I still like to train everything twice a week and I feel better day to day following a higher protein, mod fats, and adjust carbs by how I FEEL. If I feel tired,flat, and no energy, I adjust my carbs.
I started training at a lean 135lbs at 5'7 and got up to my all time off season weight of 180 lbs over 5 years. I think I was 145 lbs when I won the lightweight Collegiate America and my heaviest contest weight was in my last show was 169lbs , still just 5'7. I can't remember all the shows I did but I competed for 8 yrs and did at least 2 shows a year.
For all of you out there, BB will not pay the bills. I trained for ME back then and still do. Do not make the mistake of giving up everything (eduction, family, relationships, and your responsibilities) for a plastic trophy. I don't think there is anything wrong with competing in BB, just maintain some balance and common sense while doing it.I never really liked to compete, it was the gym time, the training I loved and still do. I have known several guys that gave up things that cannot be replaced just to lose in a BB show. There is nothing wrong with never competing. Losing in a BB show has just destroyed a lot of people, they even just quit training all together. I think BB has given me a body that dosen't embarrase my son at the beach as well not having to take any meds other than Aleve on occassion.
I guess I am ranting in "Dad" mode. Sorry.

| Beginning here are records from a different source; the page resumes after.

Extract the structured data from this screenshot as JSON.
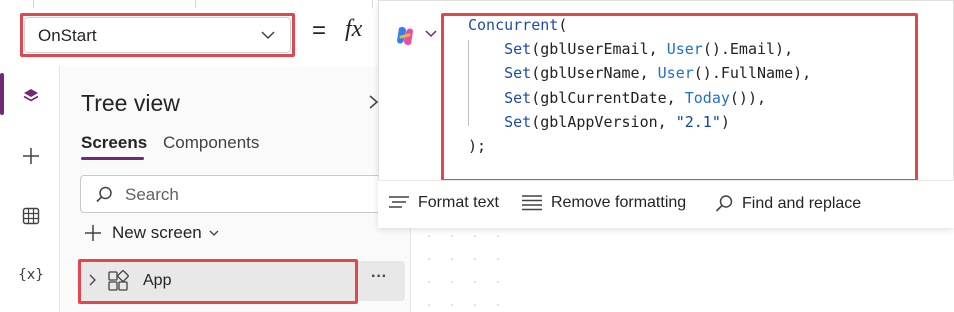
{
  "formula_bar": {
    "property": "OnStart",
    "equals": "=",
    "fx": "fx"
  },
  "editor": {
    "code_lines": [
      {
        "text": "Concurrent(",
        "fn": "Concurrent",
        "rest": "("
      },
      {
        "fn": "Set",
        "a": "(gblUserEmail, ",
        "ctx": "User",
        "b": "().Email),"
      },
      {
        "fn": "Set",
        "a": "(gblUserName, ",
        "ctx": "User",
        "b": "().FullName),"
      },
      {
        "fn": "Set",
        "a": "(gblCurrentDate, ",
        "ctx": "Today",
        "b": "()),"
      },
      {
        "fn": "Set",
        "a": "(gblAppVersion, ",
        "str": "\"2.1\"",
        "b": ")"
      },
      {
        "text": ");"
      }
    ],
    "toolbar": {
      "format_text": "Format text",
      "remove_formatting": "Remove formatting",
      "find_replace": "Find and replace"
    }
  },
  "tree": {
    "title": "Tree view",
    "tabs": [
      "Screens",
      "Components"
    ],
    "active_tab": "Screens",
    "search_placeholder": "Search",
    "new_screen": "New screen",
    "items": [
      {
        "label": "App",
        "more": "···"
      }
    ]
  },
  "rail": {
    "items": [
      "tree-view",
      "insert",
      "data",
      "variables"
    ],
    "variables_label": "{x}"
  },
  "colors": {
    "accent": "#742774",
    "highlight": "#e0474e",
    "code_keyword": "#1c4bb0"
  }
}
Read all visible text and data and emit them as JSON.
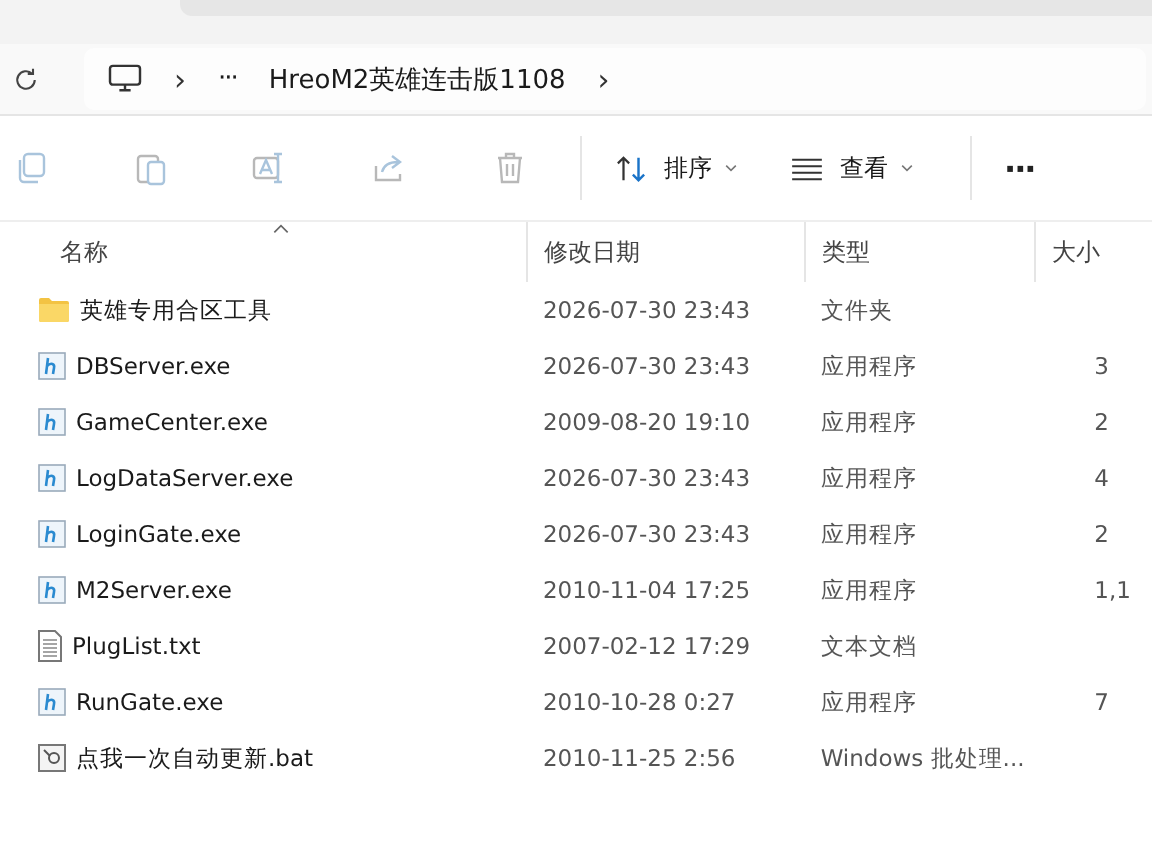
{
  "breadcrumb": {
    "overflow": "···",
    "folder": "HreoM2英雄连击版1108",
    "separators": [
      "›",
      "›"
    ]
  },
  "toolbar": {
    "actions": [
      {
        "kind": "copy",
        "disabled": true
      },
      {
        "kind": "paste",
        "disabled": true
      },
      {
        "kind": "rename",
        "disabled": true
      },
      {
        "kind": "share",
        "disabled": true
      },
      {
        "kind": "delete",
        "disabled": true
      }
    ],
    "sort": "排序",
    "view": "查看",
    "more": "···"
  },
  "table": {
    "columns": [
      {
        "label": "名称",
        "sorted": true
      },
      {
        "label": "修改日期",
        "sorted": false
      },
      {
        "label": "类型",
        "sorted": false
      },
      {
        "label": "大小",
        "sorted": false
      }
    ],
    "rows": [
      {
        "kind": "folder",
        "name": "英雄专用合区工具",
        "date": "2026-07-30 23:43",
        "type": "文件夹"
      },
      {
        "kind": "exe",
        "name": "DBServer.exe",
        "date": "2026-07-30 23:43",
        "type": "应用程序",
        "size": "3"
      },
      {
        "kind": "exe",
        "name": "GameCenter.exe",
        "date": "2009-08-20 19:10",
        "type": "应用程序",
        "size": "2"
      },
      {
        "kind": "exe",
        "name": "LogDataServer.exe",
        "date": "2026-07-30 23:43",
        "type": "应用程序",
        "size": "4"
      },
      {
        "kind": "exe",
        "name": "LoginGate.exe",
        "date": "2026-07-30 23:43",
        "type": "应用程序",
        "size": "2"
      },
      {
        "kind": "exe",
        "name": "M2Server.exe",
        "date": "2010-11-04 17:25",
        "type": "应用程序",
        "size": "1,1"
      },
      {
        "kind": "txt",
        "name": "PlugList.txt",
        "date": "2007-02-12 17:29",
        "type": "文本文档"
      },
      {
        "kind": "exe",
        "name": "RunGate.exe",
        "date": "2010-10-28 0:27",
        "type": "应用程序",
        "size": "7"
      },
      {
        "kind": "bat",
        "name": "点我一次自动更新.bat",
        "date": "2010-11-25 2:56",
        "type": "Windows 批处理..."
      }
    ]
  }
}
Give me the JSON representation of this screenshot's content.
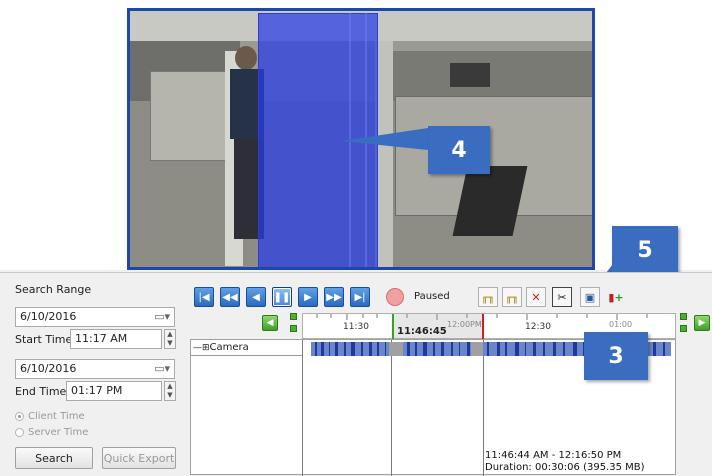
{
  "callouts": {
    "c3": "3",
    "c4": "4",
    "c5": "5"
  },
  "search": {
    "title": "Search Range",
    "start_date": "6/10/2016",
    "start_time_label": "Start Time:",
    "start_time": "11:17 AM",
    "end_date": "6/10/2016",
    "end_time_label": "End Time:",
    "end_time": "01:17 PM",
    "client_time": "Client Time",
    "server_time": "Server Time",
    "search_button": "Search",
    "quick_export_button": "Quick Export"
  },
  "playback": {
    "status": "Paused",
    "icons": [
      "skip-to-start-icon",
      "rewind-icon",
      "step-back-icon",
      "pause-icon",
      "step-forward-icon",
      "fast-forward-icon",
      "skip-to-end-icon",
      "record-icon"
    ]
  },
  "timeline": {
    "camera_label": "Camera",
    "ticks": [
      "11:30",
      "12:00PM",
      "12:30",
      "01:00"
    ],
    "current_time": "11:46:45",
    "selection_range": "11:46:44 AM - 12:16:50 PM",
    "duration": "Duration: 00:30:06 (395.35 MB)"
  },
  "colors": {
    "accent": "#3a6cc0",
    "frame": "#1f47a8",
    "overlay": "#2c3ee0",
    "green_marker": "#2fa52a",
    "red_marker": "#d02020"
  }
}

#19

It was 1987.


#20

I have tried a lot of different training methods and think most are really good with your effort being the deciding factor in being successful. But I think you need to find a training method that you actually enjoy and fits YOUR individual needs/goals. There are so many variables in training and you have to be the one to figure out what is best for you at your stage of development. I am not sure what the proper name would be for my training routine, my best guess would be a "reverse pyramid". I like to warm up with several sets to a weight that I know is the heaviest I can lift with good form in the rep range I want for that workout, it may be singles, 3-5, 6-8, or 15-20.That set is ended when I can no longer get any more complete reps in good form. I decrease the weight by 10 lbs, and do my second set with the goal of matching the 1st sets reps, usually I can add a rep or two.Decrease the weight by another 10 lbs for a 3rd and then a 4th set. So my heaviest weight is done when I am at my strongest and I can take each set to near failure. I must be on the slow twitch side because I can always add reps with each decrease no matter what rep range weight I use. My desired rep range will predict the amt of weight I use for that movement.I just enjoy that type of training and if I keep my workouts to just a few exercises, I never feel trashed the next day and I feel recovered by the time I train that movement again.
When I was younger, I used to a lot of multi angled isolation moves while trying to do the basics in weird ways to isolate the muscle group which has screwed up my low back,kness,elbows and shoulders. An example was bench press to the neck and inclined DB with my elbows so pulled back that I think they traveled in a plane even with the top of my head. I wish I had just used the basics for just what they were intended for and that is to move heavy weight in the most natural pattern for my structure. Another example is when I wanted to hit the vastus medialisis( teardrop). I would load up the hack squat machine and do sissy squats, my body would stay straight from my knees to my shoulders with my knees moving forward as I lowered the weight. That was the start of my lower back issues.